Of all people, I should appreciate the quirky American tradition so many offices participate in once a week called Casual Friday. After four hard days of working while dressed in a restricting long sleeve shirt, tie, and pants (or at least a polo shirt and khakis), the dress code nearly disappears on the 5th day. Jeans, t-shirt, and flip flops are completely acceptable. Goofy. Just plain goofy.
The whole idea behind dressing professionally for work is to establish a mentality for the workers to act the way they dress. It also helps draw lines between superiors and those who answer to them, as managers and bosses tend to dress a little nicer, accordingly. But then that all goes away on Friday. The playing field is leveled out, according to appearance.
If the way a person dresses does indeed reflect their initiative and performance at work, why play around with that once a week? The answer: It must not really make a difference. Often, Friday is my most productive day of the week. And I’m dressed like it’s Saturday morning.
Last week’s rerun of The Office addressed some of the tackiness that often accompanies Casual Friday. Meredith’s lack of clothes, Oscar’s nasty feet, and Toby’s clashing colors. It just makes me laugh: the double standard of dressing professionally for 80% of the work week and dressing like a slouch for the other 20% of it.

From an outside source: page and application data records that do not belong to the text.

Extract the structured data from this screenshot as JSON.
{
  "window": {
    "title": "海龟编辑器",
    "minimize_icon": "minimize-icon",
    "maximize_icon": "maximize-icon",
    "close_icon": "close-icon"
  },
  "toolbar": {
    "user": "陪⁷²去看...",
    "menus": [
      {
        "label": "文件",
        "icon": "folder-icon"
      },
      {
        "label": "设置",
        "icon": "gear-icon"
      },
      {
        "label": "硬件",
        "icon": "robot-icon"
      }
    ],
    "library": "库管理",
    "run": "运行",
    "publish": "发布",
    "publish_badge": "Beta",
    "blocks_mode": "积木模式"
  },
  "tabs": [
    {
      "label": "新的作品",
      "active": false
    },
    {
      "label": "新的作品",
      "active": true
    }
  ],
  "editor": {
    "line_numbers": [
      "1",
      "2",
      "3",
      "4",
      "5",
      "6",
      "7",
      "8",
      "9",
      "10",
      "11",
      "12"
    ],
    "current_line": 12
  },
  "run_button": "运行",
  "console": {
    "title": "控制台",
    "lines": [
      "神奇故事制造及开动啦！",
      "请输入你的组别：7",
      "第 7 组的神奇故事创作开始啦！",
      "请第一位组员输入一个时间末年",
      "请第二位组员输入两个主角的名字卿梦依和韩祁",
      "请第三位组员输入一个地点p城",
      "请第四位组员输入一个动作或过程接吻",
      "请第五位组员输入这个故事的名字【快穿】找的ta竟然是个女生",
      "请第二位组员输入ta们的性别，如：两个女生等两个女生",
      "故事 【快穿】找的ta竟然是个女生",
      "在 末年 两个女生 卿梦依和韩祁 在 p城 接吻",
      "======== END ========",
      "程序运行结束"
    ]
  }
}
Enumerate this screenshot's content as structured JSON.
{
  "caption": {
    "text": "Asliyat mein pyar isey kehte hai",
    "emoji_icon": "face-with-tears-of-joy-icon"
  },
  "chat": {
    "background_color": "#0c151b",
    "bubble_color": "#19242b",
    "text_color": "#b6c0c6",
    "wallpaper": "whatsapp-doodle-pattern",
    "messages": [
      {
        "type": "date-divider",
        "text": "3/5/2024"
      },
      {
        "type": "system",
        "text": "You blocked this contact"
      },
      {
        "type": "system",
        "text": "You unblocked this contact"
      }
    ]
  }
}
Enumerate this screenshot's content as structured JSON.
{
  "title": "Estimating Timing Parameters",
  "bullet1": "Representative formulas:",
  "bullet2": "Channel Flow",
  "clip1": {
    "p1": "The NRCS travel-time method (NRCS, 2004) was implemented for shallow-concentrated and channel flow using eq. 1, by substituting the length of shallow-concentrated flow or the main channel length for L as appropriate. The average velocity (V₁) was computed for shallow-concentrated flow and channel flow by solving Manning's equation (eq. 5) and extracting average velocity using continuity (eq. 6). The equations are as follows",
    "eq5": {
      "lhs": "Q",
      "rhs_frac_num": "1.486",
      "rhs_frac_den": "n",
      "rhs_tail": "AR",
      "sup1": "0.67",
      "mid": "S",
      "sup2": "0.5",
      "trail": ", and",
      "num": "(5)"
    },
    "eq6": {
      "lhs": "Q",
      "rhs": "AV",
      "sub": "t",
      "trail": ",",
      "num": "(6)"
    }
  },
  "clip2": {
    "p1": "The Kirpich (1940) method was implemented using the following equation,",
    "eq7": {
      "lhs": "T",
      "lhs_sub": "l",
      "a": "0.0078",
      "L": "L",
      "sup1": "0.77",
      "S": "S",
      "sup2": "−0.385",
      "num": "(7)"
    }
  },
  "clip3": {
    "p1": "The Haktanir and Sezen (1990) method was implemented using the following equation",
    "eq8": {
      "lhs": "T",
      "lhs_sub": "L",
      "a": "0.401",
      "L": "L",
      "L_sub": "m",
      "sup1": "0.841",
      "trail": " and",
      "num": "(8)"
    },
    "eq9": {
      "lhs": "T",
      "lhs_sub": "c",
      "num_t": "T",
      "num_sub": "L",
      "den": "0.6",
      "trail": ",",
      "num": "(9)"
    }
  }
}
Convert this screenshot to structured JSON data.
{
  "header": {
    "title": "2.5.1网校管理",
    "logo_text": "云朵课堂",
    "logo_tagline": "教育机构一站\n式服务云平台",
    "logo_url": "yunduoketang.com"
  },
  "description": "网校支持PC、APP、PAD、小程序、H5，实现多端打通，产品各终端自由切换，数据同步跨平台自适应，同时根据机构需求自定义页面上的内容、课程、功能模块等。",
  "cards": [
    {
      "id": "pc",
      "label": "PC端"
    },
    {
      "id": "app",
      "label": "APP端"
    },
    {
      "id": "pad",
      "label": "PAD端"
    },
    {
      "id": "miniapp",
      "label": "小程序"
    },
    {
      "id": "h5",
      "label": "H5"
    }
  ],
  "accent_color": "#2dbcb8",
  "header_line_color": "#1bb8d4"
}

Typically on Fridays I wear my comfortable, worn-in/worn-out jeans (circa 2002 so they’re that light shade of blue that used to be the standard), along with a comfortable t-shirt (usually something I got for free from an event I participated in during 2002 and should now only be wearing to wash a car or do yard work in) and my 2002 Etnie skate shoes I wear not because I skate, but because they’re so comfortable- I refer to them as my Marshmallow Shoes because they’re so soft and cushioned. The obvious recurring theme: clothing from the year 2002. The other obvious recurring theme: comfortable.
Casual Friday is really Comfortable Friday. If I dressed casually on Fridays, I would wear slimmer fitting darker jeans, an untucked collared shirt, and sneakers. But I don’t. And while I call it Comfortable Friday, “comfortable” can easily become a synonym for “sloppy”. Sloppy is in the same word family as “slob”. Slob Friday. But I’m not complaining. Some people like to play dress up to look and feel important at work. For the rest of us, there’s Friday.